- Bias against working parents differs based on marital status, University of Arizona (UA) research found. While married working mothers are known to suffer a "motherhood penalty" in terms of pay and promotions, married working father often enjoy a "fatherhood premium," placing them ahead of their male colleagues without children.
- But in this latest study, researchers concluded that those penalties and premiums may not exist for single parents. As part of the research, 160 college students viewed fictitious resumes; single working mothers were perceived as breadwinners, and not seen as less competent or committed.
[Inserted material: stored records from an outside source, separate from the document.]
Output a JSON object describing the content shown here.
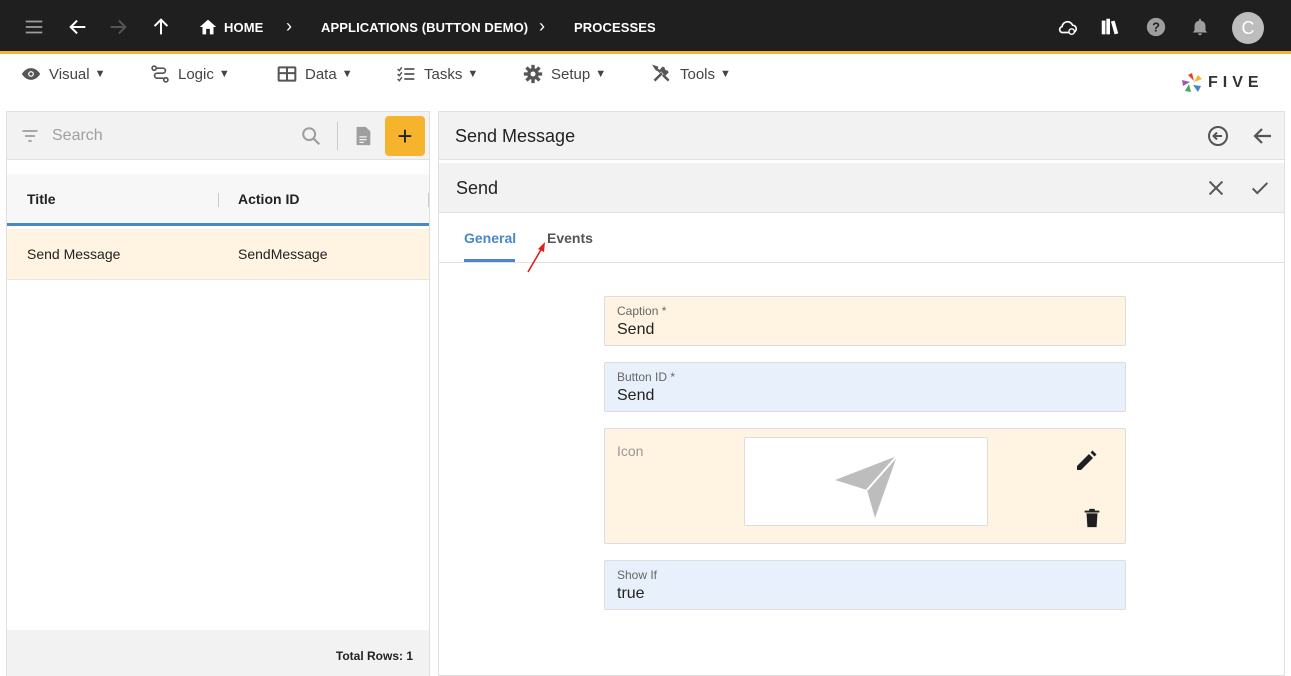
{
  "topbar": {
    "crumbs": [
      "HOME",
      "APPLICATIONS (BUTTON DEMO)",
      "PROCESSES"
    ],
    "avatar_letter": "C"
  },
  "menu": {
    "items": [
      "Visual",
      "Logic",
      "Data",
      "Tasks",
      "Setup",
      "Tools"
    ],
    "logo_text": "FIVE"
  },
  "list": {
    "search_placeholder": "Search",
    "add_label": "+",
    "columns": [
      "Title",
      "Action ID"
    ],
    "rows": [
      {
        "title": "Send Message",
        "action_id": "SendMessage"
      }
    ],
    "total_rows": "Total Rows: 1"
  },
  "detail": {
    "record_title": "Send Message",
    "form_title": "Send",
    "tabs": [
      "General",
      "Events"
    ],
    "fields": {
      "caption_label": "Caption *",
      "caption_value": "Send",
      "button_id_label": "Button ID *",
      "button_id_value": "Send",
      "icon_label": "Icon",
      "show_if_label": "Show If",
      "show_if_value": "true"
    }
  },
  "colors": {
    "topbar": "#1f1f1f",
    "accent": "#f6b42c",
    "tab_active": "#4a86c8",
    "field_yellow": "#fff4e1",
    "field_blue": "#e8f1fb"
  }
}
Single working fathers were seen as breadwinners and caretakers, but like single working mothers, they were neither penalized or praised.
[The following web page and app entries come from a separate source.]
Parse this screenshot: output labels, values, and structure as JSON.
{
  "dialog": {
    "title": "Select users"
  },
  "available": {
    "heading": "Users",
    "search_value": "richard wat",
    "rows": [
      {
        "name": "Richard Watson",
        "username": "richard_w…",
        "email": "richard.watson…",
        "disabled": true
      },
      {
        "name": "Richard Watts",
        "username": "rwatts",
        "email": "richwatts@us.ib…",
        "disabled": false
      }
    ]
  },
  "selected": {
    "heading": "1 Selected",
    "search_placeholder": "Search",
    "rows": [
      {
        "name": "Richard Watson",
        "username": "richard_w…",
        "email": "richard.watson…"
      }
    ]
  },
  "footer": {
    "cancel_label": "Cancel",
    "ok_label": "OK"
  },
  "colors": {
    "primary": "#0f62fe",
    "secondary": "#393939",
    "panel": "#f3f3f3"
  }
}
- Researcher Jurgita Abromaviciute, UA sociology doctoral student, said she plans on extending the study to include a broader base of subjects.
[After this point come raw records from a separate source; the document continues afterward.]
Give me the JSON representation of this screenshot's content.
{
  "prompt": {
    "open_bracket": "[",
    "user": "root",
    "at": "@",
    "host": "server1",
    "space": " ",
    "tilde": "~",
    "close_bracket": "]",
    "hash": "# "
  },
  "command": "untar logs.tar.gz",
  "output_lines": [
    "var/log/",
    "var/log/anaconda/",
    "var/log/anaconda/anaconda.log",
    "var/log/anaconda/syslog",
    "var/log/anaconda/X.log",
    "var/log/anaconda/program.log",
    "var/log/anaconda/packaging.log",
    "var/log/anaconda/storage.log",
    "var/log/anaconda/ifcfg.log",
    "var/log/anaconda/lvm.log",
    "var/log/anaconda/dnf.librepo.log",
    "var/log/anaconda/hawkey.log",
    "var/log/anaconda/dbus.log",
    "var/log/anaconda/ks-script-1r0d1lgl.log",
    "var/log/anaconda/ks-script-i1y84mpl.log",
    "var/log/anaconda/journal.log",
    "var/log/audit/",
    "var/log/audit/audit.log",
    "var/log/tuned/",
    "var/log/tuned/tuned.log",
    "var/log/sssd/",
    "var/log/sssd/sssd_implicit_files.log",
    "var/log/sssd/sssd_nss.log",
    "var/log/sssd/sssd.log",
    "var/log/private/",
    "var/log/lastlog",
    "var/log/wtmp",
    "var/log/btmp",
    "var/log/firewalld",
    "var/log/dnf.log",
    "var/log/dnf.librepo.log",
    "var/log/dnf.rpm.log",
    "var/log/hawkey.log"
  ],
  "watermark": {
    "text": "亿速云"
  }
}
A pay and leadership disparity based on gender stereotypes persists, studies show, regardless of the actual job performance and achievements of working mothers. When comparing men and women with equal education, with the same college majors working in the same occupation, women still earn only 92 cents for every dollar earned by men, recent Georgetown University research revealed — and the motherhood penalty is likely part of that unexplained gap.
To remedy this disparity, some employers are conducting pay audits and standardizing the criteria on which performance reviews are based. Others say employers won't see a change until they give working fathers paid parental leave. Such a move requires more than a policy change, however; it also requires a change in a workplace's cultural mindset, whereby caregiving is no longer perceived as largely the responsibility of women.
Such a move may ensure compliance with federal nondiscrimination law, too, if an employer offers paid parental leave to women. Estée Lauder, for example, recently updated its paid parental leave plan to provide both men and women equal bonding time for new children. The company had been the target of a U.S. Equal Employment Opportunity Commission lawsuit alleging that it denied men the same privileges that women received; it settled that suit for $1.1 million and made the policy changes.